The Torah reader, called a Baal Koran, recites in a distinctive melody called torah trope, of which there are many kinds.  Torah reading is sometimes called “leining” (leyning), or “to lein”.  The reader traditionally stands slightly to the left, and to keep place, points (without touching the Sefer Torah) with the “yad”.  The Torah is flanked by two gabbayim, whose job it is to catch errors in the reading, and who act as a kind of honor guard for the Torah.  When the segment is completed, the oleh kisses the place where the reading stopped, and recites the closing blessing.  That person will tarry for one additional reading, standing next to a gabbi during the next aliyah, before leaving the bimah, customarily by a longer or slower path than he or she arrived.  During the Torah reading, a special prayer, called a “Me-Sheh-bayrakh” may be recited on behalf of someone who is ill, and in some synagogues for the oleh as well.  Parents of the Bat or Bar Mitzvah child have a special prayer to recite.  Someone who has undergone a hazardous experience may recite the “Birkat Hagomel.”  These assorted prayers are found on pages 402-408 of Siddur Sim Shalom, and the Torah is covered with a cloth called a mappa, when these are recited.

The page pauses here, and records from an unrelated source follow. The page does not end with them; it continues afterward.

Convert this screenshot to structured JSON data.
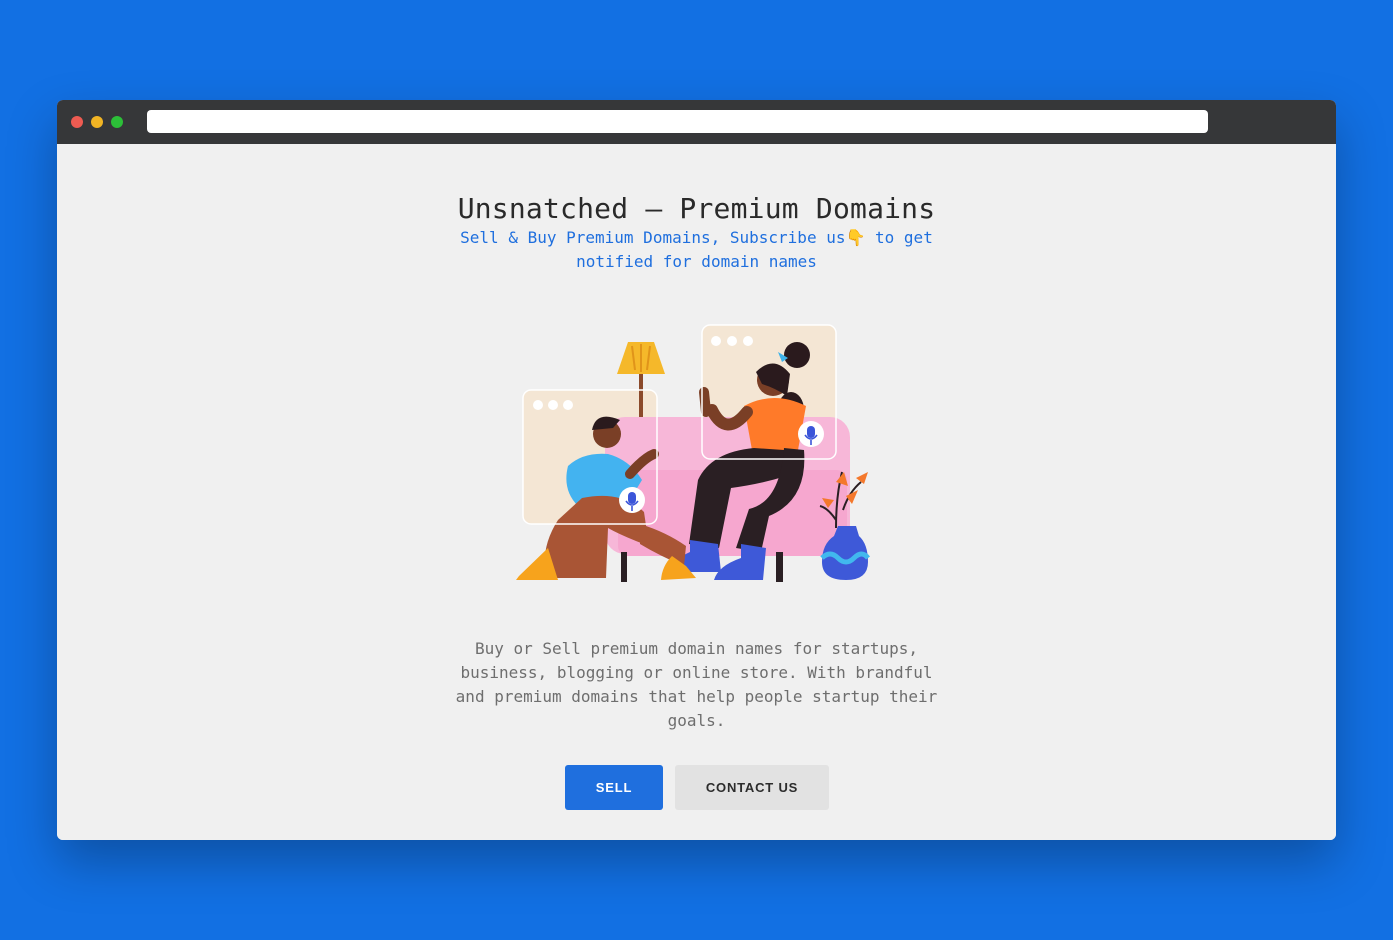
{
  "browser": {
    "address_value": "",
    "colors": {
      "close": "#ee5b52",
      "minimize": "#f1b424",
      "maximize": "#2cbf38",
      "titlebar": "#363739"
    }
  },
  "hero": {
    "title": "Unsnatched – Premium Domains",
    "subtitle": "Sell & Buy Premium Domains, Subscribe us👇 to get notified for domain names",
    "description": "Buy or Sell premium domain names for startups, business, blogging or online store. With brandful and premium domains that help people startup their goals.",
    "illustration": "two-people-video-call-illustration"
  },
  "actions": {
    "sell_label": "SELL",
    "contact_label": "CONTACT US"
  },
  "colors": {
    "background": "#1270e3",
    "page": "#f0f0f0",
    "accent": "#1f6fde",
    "text_dark": "#2a2a2a",
    "text_muted": "#6e6e6e",
    "secondary_button": "#e2e2e2"
  }
}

When the Torah reading is completed, there are two additional aliyot: Hagbah and G’leelah.  The person given Hagbah grasps the Atzay Khayyim and lifts the Sefer Torah, turns, and, facing away from the congregation, displays at least three columns of text to the congregation, which is now standing and singing the “V’Zot Hatorah” song.  He or she then sits, while G’leelah hovers nearby, and then G’leelah rolls the Sefer Torah back up, wraps it with the wemple, and puts the Torah ornaments back on.  At this point, it is placed on the stand, and the Haftorah is read.  The sermon may be given either at this time, or after the Sefer Torah is put away. Next, a small piece of the service is done.  The congregation then rises for the return of the Torah.  A second processional is done.  Finally, as the congregation sings “Aitz Khayyim Hee...” (“It is a tree of life...”), the Sefer Torah is returned to the Ark, which is then closed.

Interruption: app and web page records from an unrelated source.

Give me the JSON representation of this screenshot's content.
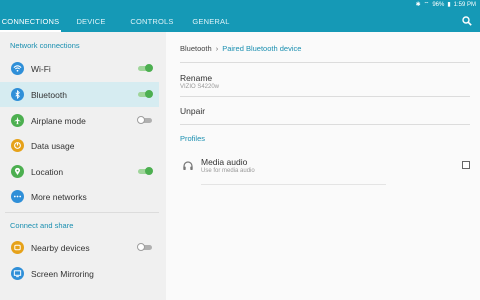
{
  "status_bar": {
    "battery": "96%",
    "time": "1:59 PM"
  },
  "tabs": [
    {
      "label": "CONNECTIONS",
      "active": true
    },
    {
      "label": "DEVICE",
      "active": false
    },
    {
      "label": "CONTROLS",
      "active": false
    },
    {
      "label": "GENERAL",
      "active": false
    }
  ],
  "left": {
    "section1": "Network connections",
    "section2": "Connect and share",
    "items": [
      {
        "label": "Wi-Fi",
        "icon": "wifi-icon",
        "color": "#2f8fd8",
        "toggle": "on"
      },
      {
        "label": "Bluetooth",
        "icon": "bluetooth-icon",
        "color": "#2f8fd8",
        "toggle": "on"
      },
      {
        "label": "Airplane mode",
        "icon": "airplane-icon",
        "color": "#4caf50",
        "toggle": "off"
      },
      {
        "label": "Data usage",
        "icon": "data-usage-icon",
        "color": "#e6a21a",
        "toggle": null
      },
      {
        "label": "Location",
        "icon": "location-icon",
        "color": "#4caf50",
        "toggle": "on"
      },
      {
        "label": "More networks",
        "icon": "more-networks-icon",
        "color": "#2f8fd8",
        "toggle": null
      },
      {
        "label": "Nearby devices",
        "icon": "nearby-devices-icon",
        "color": "#e6a21a",
        "toggle": "off"
      },
      {
        "label": "Screen Mirroring",
        "icon": "screen-mirroring-icon",
        "color": "#2f8fd8",
        "toggle": null
      }
    ]
  },
  "right": {
    "breadcrumb_parent": "Bluetooth",
    "breadcrumb_sep": "›",
    "breadcrumb_current": "Paired Bluetooth device",
    "rename_label": "Rename",
    "device_name": "VIZIO S4220w",
    "unpair_label": "Unpair",
    "profiles_header": "Profiles",
    "media_title": "Media audio",
    "media_sub": "Use for media audio"
  },
  "colors": {
    "accent": "#1599b6",
    "highlight": "#d6ecf1",
    "toggle_on": "#4caf50"
  }
}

This Shabbat morning drill is the longest.  Thus, holidays generally have just four or five readings; The Sephardic ritual has many differences, large and small.  Just as some examples, there is no separate G’leelah honor (the task is done by a gabbi).  The Torah is lifted before the reading, not after.  The Torah is held vertically (by eastern Sephardim), not horizontally when read.  It always remains in its case.

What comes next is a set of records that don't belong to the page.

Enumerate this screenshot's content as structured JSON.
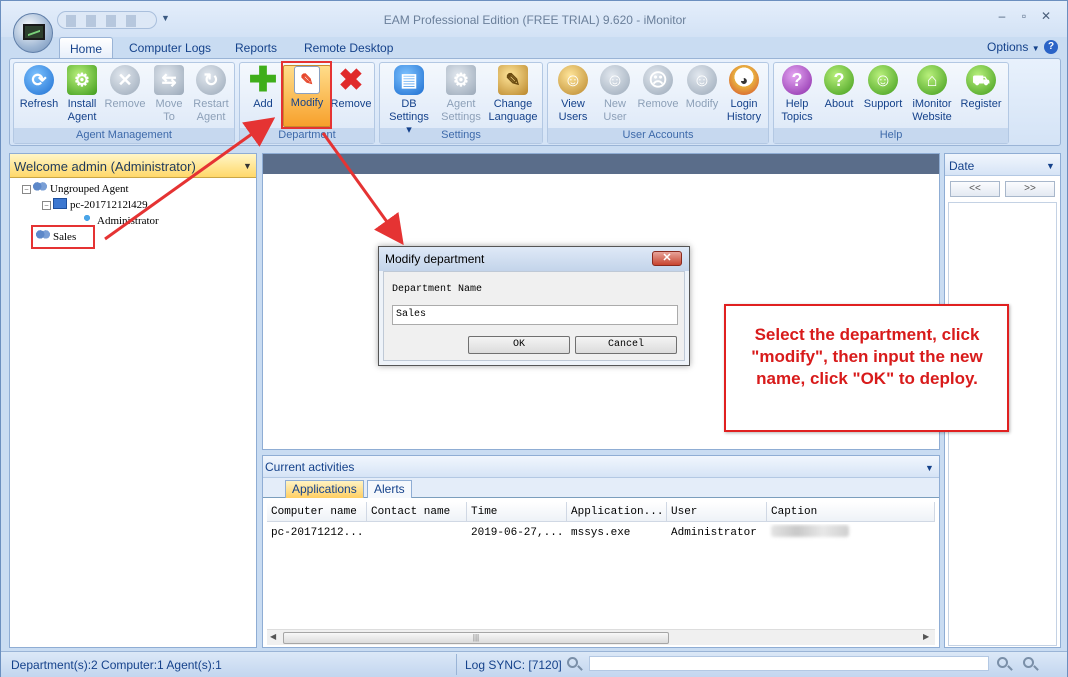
{
  "window": {
    "title": "EAM Professional Edition (FREE TRIAL) 9.620 - iMonitor",
    "controls": [
      "–",
      "▫",
      "✕"
    ]
  },
  "tabs": [
    "Home",
    "Computer Logs",
    "Reports",
    "Remote Desktop"
  ],
  "options_label": "Options",
  "help_glyph": "?",
  "ribbon": {
    "groups": {
      "agent_management": "Agent Management",
      "department": "Department",
      "settings": "Settings",
      "user_accounts": "User Accounts",
      "help": "Help"
    },
    "buttons": {
      "refresh": {
        "l1": "Refresh",
        "l2": ""
      },
      "install_agent": {
        "l1": "Install",
        "l2": "Agent"
      },
      "remove_agent": {
        "l1": "Remove",
        "l2": ""
      },
      "move_to": {
        "l1": "Move",
        "l2": "To"
      },
      "restart_agent": {
        "l1": "Restart",
        "l2": "Agent"
      },
      "add": {
        "l1": "Add",
        "l2": ""
      },
      "modify": {
        "l1": "Modify",
        "l2": ""
      },
      "remove_dept": {
        "l1": "Remove",
        "l2": ""
      },
      "db_settings": {
        "l1": "DB",
        "l2": "Settings ▾"
      },
      "agent_settings": {
        "l1": "Agent",
        "l2": "Settings"
      },
      "change_language": {
        "l1": "Change",
        "l2": "Language"
      },
      "view_users": {
        "l1": "View",
        "l2": "Users"
      },
      "new_user": {
        "l1": "New",
        "l2": "User"
      },
      "remove_user": {
        "l1": "Remove",
        "l2": ""
      },
      "modify_user": {
        "l1": "Modify",
        "l2": ""
      },
      "login_history": {
        "l1": "Login",
        "l2": "History"
      },
      "help_topics": {
        "l1": "Help",
        "l2": "Topics"
      },
      "about": {
        "l1": "About",
        "l2": ""
      },
      "support": {
        "l1": "Support",
        "l2": ""
      },
      "imonitor_website": {
        "l1": "iMonitor",
        "l2": "Website"
      },
      "register": {
        "l1": "Register",
        "l2": ""
      }
    }
  },
  "left_panel": {
    "title": "Welcome admin (Administrator)",
    "tree": {
      "ungrouped": "Ungrouped Agent",
      "pc": "pc-20171212l429",
      "admin": "Administrator",
      "sales": "Sales"
    }
  },
  "activities": {
    "title": "Current activities",
    "subtabs": [
      "Applications",
      "Alerts"
    ],
    "columns": [
      "Computer name",
      "Contact name",
      "Time",
      "Application...",
      "User",
      "Caption"
    ],
    "rows": [
      [
        "pc-20171212...",
        "",
        "2019-06-27,...",
        "mssys.exe",
        "Administrator",
        ""
      ]
    ]
  },
  "right_panel": {
    "title": "Date",
    "prev": "<<",
    "next": ">>"
  },
  "dialog": {
    "title": "Modify department",
    "label": "Department Name",
    "value": "Sales",
    "ok": "OK",
    "cancel": "Cancel"
  },
  "callout": {
    "text": "Select the department, click \"modify\", then input the new name, click \"OK\" to deploy."
  },
  "status": {
    "left": "Department(s):2  Computer:1  Agent(s):1",
    "sync": "Log SYNC: [7120]"
  },
  "colors": {
    "accent": "#15428b",
    "highlight": "#e53333",
    "callout_text": "#d81b1b"
  }
}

As this is the final essay in my 8-part series of the Sefer Torah, I want to close on a personal note.  I am a Kohain, and over the decades, I have been called to the Torah hundreds of times.  I respond to the ritual summons to go up, and stand amidst the gabbayim and the Torah reader.  I do this with the understanding, the intention, the kavannah, that I am participating in what is arguably the oldest and most important public ritual in Judaism.  I see myself taking my rightful place as a Jew in a procession of olim, one that stretches from thousands of years in the past, through me and so many others in the present,  into the indefinite future.  The Torah blessings are for me personally, the most meaningful brakhot that I recite over the course of the year.  And when, under those circumstances, I gaze at the ancient and elegant text, I will tell you, I feel something.  I cannot really describe the feeling, except to say that a sense of connectedness is part of it.  It’s not a powerful feeling, it’s modest, but it’s real and it’s reliably present.  Indeed, if it were to disappear, I’d have to step back and try to figure out where, spiritually, I had gotten off track.

Of course, not everyone will react this way; people differ.  But if you have not been called to the Torah in a long time, or if you never have been, it is worth doing.  It is worth doing even if you think it will be a great deal of effort to learn the short blessings; it is worth doing even if you find the service too long and largely meaningless to you.

For it is the right of every adult Jew, man or woman, fully observant or far from it, to go up, to grasp the Atzay Khayyim, and to take spiritual possession of what we Jews have made to be our most sacred possession, the Sefer Torah.